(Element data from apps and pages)
= Beginning of Section =
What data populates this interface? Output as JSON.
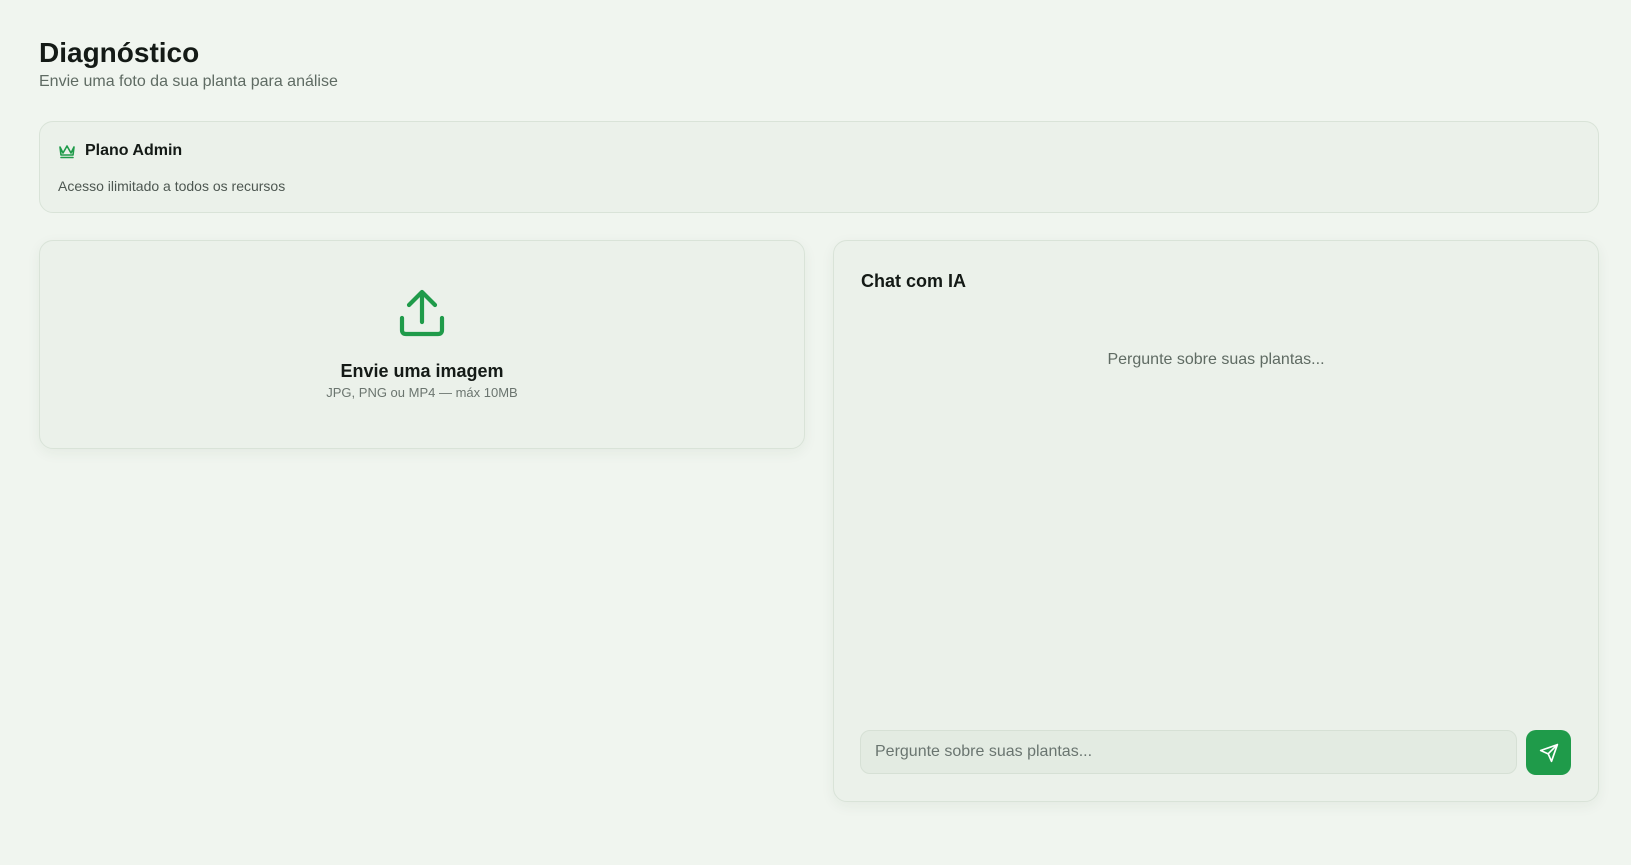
{
  "header": {
    "title": "Diagnóstico",
    "subtitle": "Envie uma foto da sua planta para análise"
  },
  "plan": {
    "icon": "crown-icon",
    "title": "Plano Admin",
    "description": "Acesso ilimitado a todos os recursos"
  },
  "upload": {
    "icon": "upload-icon",
    "title": "Envie uma imagem",
    "hint": "JPG, PNG ou MP4 — máx 10MB"
  },
  "chat": {
    "title": "Chat com IA",
    "empty_message": "Pergunte sobre suas plantas...",
    "input_value": "",
    "input_placeholder": "Pergunte sobre suas plantas...",
    "send_icon": "send-icon"
  },
  "colors": {
    "background": "#f0f5ef",
    "card": "#ebf1ea",
    "accent": "#1f9b4a",
    "text": "#141a16",
    "muted": "#5f6b63"
  }
}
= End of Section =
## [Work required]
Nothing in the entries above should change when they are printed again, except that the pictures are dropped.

## [Answer below]
What data populates this interface? Output as JSON.
{
  "header": {
    "title": "Diagnóstico",
    "subtitle": "Envie uma foto da sua planta para análise"
  },
  "plan": {
    "icon": "crown-icon",
    "title": "Plano Admin",
    "description": "Acesso ilimitado a todos os recursos"
  },
  "upload": {
    "icon": "upload-icon",
    "title": "Envie uma imagem",
    "hint": "JPG, PNG ou MP4 — máx 10MB"
  },
  "chat": {
    "title": "Chat com IA",
    "empty_message": "Pergunte sobre suas plantas...",
    "input_value": "",
    "input_placeholder": "Pergunte sobre suas plantas...",
    "send_icon": "send-icon"
  },
  "colors": {
    "background": "#f0f5ef",
    "card": "#ebf1ea",
    "accent": "#1f9b4a",
    "text": "#141a16",
    "muted": "#5f6b63"
  }
}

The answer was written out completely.